::: Available data

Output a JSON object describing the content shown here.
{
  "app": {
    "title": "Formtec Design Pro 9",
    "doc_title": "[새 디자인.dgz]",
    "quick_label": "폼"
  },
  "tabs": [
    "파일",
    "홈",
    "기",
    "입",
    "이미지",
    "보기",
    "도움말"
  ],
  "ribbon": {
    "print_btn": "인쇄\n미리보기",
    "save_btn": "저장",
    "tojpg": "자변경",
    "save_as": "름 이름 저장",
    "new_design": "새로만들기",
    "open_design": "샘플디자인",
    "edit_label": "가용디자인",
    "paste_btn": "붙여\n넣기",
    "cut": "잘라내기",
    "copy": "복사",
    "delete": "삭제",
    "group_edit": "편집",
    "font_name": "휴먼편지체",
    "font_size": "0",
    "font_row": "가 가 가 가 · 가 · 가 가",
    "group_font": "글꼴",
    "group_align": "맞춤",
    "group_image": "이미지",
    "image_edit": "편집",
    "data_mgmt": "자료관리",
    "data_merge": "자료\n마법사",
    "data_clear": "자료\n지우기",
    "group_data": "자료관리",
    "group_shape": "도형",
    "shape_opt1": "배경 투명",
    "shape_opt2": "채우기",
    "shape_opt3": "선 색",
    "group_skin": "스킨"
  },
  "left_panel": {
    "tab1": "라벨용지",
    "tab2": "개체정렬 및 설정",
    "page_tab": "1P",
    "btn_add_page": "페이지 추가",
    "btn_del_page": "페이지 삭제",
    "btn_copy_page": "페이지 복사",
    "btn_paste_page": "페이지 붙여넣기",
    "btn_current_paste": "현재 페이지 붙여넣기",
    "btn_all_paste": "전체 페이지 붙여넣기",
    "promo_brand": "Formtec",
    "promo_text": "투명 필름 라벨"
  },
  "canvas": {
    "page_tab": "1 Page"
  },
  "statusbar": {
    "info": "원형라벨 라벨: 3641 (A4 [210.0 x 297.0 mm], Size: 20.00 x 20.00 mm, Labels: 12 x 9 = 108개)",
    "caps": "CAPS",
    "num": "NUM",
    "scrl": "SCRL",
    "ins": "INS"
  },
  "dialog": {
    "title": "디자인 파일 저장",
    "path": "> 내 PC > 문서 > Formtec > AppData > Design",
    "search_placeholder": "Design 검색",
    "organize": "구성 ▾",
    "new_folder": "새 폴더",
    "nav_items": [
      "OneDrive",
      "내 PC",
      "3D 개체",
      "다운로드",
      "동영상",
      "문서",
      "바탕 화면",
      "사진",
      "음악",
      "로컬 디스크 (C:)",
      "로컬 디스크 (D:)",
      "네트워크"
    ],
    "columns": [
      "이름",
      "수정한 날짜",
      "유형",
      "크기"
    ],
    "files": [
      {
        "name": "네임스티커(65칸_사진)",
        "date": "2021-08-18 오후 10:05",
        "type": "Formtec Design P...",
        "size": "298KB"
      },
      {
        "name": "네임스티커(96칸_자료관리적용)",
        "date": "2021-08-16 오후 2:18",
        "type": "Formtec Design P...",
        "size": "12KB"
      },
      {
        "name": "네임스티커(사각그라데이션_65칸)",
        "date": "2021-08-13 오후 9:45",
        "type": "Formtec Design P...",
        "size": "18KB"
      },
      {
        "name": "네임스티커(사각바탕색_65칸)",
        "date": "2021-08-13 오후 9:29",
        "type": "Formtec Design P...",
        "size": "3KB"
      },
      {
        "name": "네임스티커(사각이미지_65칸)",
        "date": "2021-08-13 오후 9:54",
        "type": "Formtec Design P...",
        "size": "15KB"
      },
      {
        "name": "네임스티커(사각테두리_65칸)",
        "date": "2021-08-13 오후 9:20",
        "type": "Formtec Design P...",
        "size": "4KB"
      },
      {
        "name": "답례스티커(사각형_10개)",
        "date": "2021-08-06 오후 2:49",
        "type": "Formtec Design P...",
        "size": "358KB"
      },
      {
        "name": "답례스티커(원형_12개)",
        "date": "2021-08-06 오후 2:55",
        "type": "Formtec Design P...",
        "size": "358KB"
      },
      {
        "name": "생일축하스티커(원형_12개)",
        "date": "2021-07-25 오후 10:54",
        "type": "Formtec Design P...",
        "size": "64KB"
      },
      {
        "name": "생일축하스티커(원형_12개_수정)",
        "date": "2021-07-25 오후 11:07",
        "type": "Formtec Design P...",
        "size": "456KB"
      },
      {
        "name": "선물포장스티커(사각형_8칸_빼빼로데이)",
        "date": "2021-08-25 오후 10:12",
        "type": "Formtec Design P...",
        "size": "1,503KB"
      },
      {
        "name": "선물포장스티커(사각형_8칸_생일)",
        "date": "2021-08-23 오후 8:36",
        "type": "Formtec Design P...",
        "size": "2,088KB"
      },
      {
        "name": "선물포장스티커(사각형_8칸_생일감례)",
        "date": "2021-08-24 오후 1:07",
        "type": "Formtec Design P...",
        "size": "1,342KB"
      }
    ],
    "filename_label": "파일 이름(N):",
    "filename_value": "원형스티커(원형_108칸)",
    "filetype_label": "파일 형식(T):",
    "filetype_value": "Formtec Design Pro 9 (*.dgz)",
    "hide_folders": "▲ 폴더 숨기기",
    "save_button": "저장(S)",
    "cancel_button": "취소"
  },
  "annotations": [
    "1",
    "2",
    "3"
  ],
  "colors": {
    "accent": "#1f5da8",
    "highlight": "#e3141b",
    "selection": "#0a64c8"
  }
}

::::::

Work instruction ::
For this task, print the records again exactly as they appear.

Written response ::
Output a JSON object describing the content shown here.
{
  "app": {
    "title": "Formtec Design Pro 9",
    "doc_title": "[새 디자인.dgz]",
    "quick_label": "폼"
  },
  "tabs": [
    "파일",
    "홈",
    "기",
    "입",
    "이미지",
    "보기",
    "도움말"
  ],
  "ribbon": {
    "print_btn": "인쇄\n미리보기",
    "save_btn": "저장",
    "tojpg": "자변경",
    "save_as": "름 이름 저장",
    "new_design": "새로만들기",
    "open_design": "샘플디자인",
    "edit_label": "가용디자인",
    "paste_btn": "붙여\n넣기",
    "cut": "잘라내기",
    "copy": "복사",
    "delete": "삭제",
    "group_edit": "편집",
    "font_name": "휴먼편지체",
    "font_size": "0",
    "font_row": "가 가 가 가 · 가 · 가 가",
    "group_font": "글꼴",
    "group_align": "맞춤",
    "group_image": "이미지",
    "image_edit": "편집",
    "data_mgmt": "자료관리",
    "data_merge": "자료\n마법사",
    "data_clear": "자료\n지우기",
    "group_data": "자료관리",
    "group_shape": "도형",
    "shape_opt1": "배경 투명",
    "shape_opt2": "채우기",
    "shape_opt3": "선 색",
    "group_skin": "스킨"
  },
  "left_panel": {
    "tab1": "라벨용지",
    "tab2": "개체정렬 및 설정",
    "page_tab": "1P",
    "btn_add_page": "페이지 추가",
    "btn_del_page": "페이지 삭제",
    "btn_copy_page": "페이지 복사",
    "btn_paste_page": "페이지 붙여넣기",
    "btn_current_paste": "현재 페이지 붙여넣기",
    "btn_all_paste": "전체 페이지 붙여넣기",
    "promo_brand": "Formtec",
    "promo_text": "투명 필름 라벨"
  },
  "canvas": {
    "page_tab": "1 Page"
  },
  "statusbar": {
    "info": "원형라벨 라벨: 3641 (A4 [210.0 x 297.0 mm], Size: 20.00 x 20.00 mm, Labels: 12 x 9 = 108개)",
    "caps": "CAPS",
    "num": "NUM",
    "scrl": "SCRL",
    "ins": "INS"
  },
  "dialog": {
    "title": "디자인 파일 저장",
    "path": "> 내 PC > 문서 > Formtec > AppData > Design",
    "search_placeholder": "Design 검색",
    "organize": "구성 ▾",
    "new_folder": "새 폴더",
    "nav_items": [
      "OneDrive",
      "내 PC",
      "3D 개체",
      "다운로드",
      "동영상",
      "문서",
      "바탕 화면",
      "사진",
      "음악",
      "로컬 디스크 (C:)",
      "로컬 디스크 (D:)",
      "네트워크"
    ],
    "columns": [
      "이름",
      "수정한 날짜",
      "유형",
      "크기"
    ],
    "files": [
      {
        "name": "네임스티커(65칸_사진)",
        "date": "2021-08-18 오후 10:05",
        "type": "Formtec Design P...",
        "size": "298KB"
      },
      {
        "name": "네임스티커(96칸_자료관리적용)",
        "date": "2021-08-16 오후 2:18",
        "type": "Formtec Design P...",
        "size": "12KB"
      },
      {
        "name": "네임스티커(사각그라데이션_65칸)",
        "date": "2021-08-13 오후 9:45",
        "type": "Formtec Design P...",
        "size": "18KB"
      },
      {
        "name": "네임스티커(사각바탕색_65칸)",
        "date": "2021-08-13 오후 9:29",
        "type": "Formtec Design P...",
        "size": "3KB"
      },
      {
        "name": "네임스티커(사각이미지_65칸)",
        "date": "2021-08-13 오후 9:54",
        "type": "Formtec Design P...",
        "size": "15KB"
      },
      {
        "name": "네임스티커(사각테두리_65칸)",
        "date": "2021-08-13 오후 9:20",
        "type": "Formtec Design P...",
        "size": "4KB"
      },
      {
        "name": "답례스티커(사각형_10개)",
        "date": "2021-08-06 오후 2:49",
        "type": "Formtec Design P...",
        "size": "358KB"
      },
      {
        "name": "답례스티커(원형_12개)",
        "date": "2021-08-06 오후 2:55",
        "type": "Formtec Design P...",
        "size": "358KB"
      },
      {
        "name": "생일축하스티커(원형_12개)",
        "date": "2021-07-25 오후 10:54",
        "type": "Formtec Design P...",
        "size": "64KB"
      },
      {
        "name": "생일축하스티커(원형_12개_수정)",
        "date": "2021-07-25 오후 11:07",
        "type": "Formtec Design P...",
        "size": "456KB"
      },
      {
        "name": "선물포장스티커(사각형_8칸_빼빼로데이)",
        "date": "2021-08-25 오후 10:12",
        "type": "Formtec Design P...",
        "size": "1,503KB"
      },
      {
        "name": "선물포장스티커(사각형_8칸_생일)",
        "date": "2021-08-23 오후 8:36",
        "type": "Formtec Design P...",
        "size": "2,088KB"
      },
      {
        "name": "선물포장스티커(사각형_8칸_생일감례)",
        "date": "2021-08-24 오후 1:07",
        "type": "Formtec Design P...",
        "size": "1,342KB"
      }
    ],
    "filename_label": "파일 이름(N):",
    "filename_value": "원형스티커(원형_108칸)",
    "filetype_label": "파일 형식(T):",
    "filetype_value": "Formtec Design Pro 9 (*.dgz)",
    "hide_folders": "▲ 폴더 숨기기",
    "save_button": "저장(S)",
    "cancel_button": "취소"
  },
  "annotations": [
    "1",
    "2",
    "3"
  ],
  "colors": {
    "accent": "#1f5da8",
    "highlight": "#e3141b",
    "selection": "#0a64c8"
  }
}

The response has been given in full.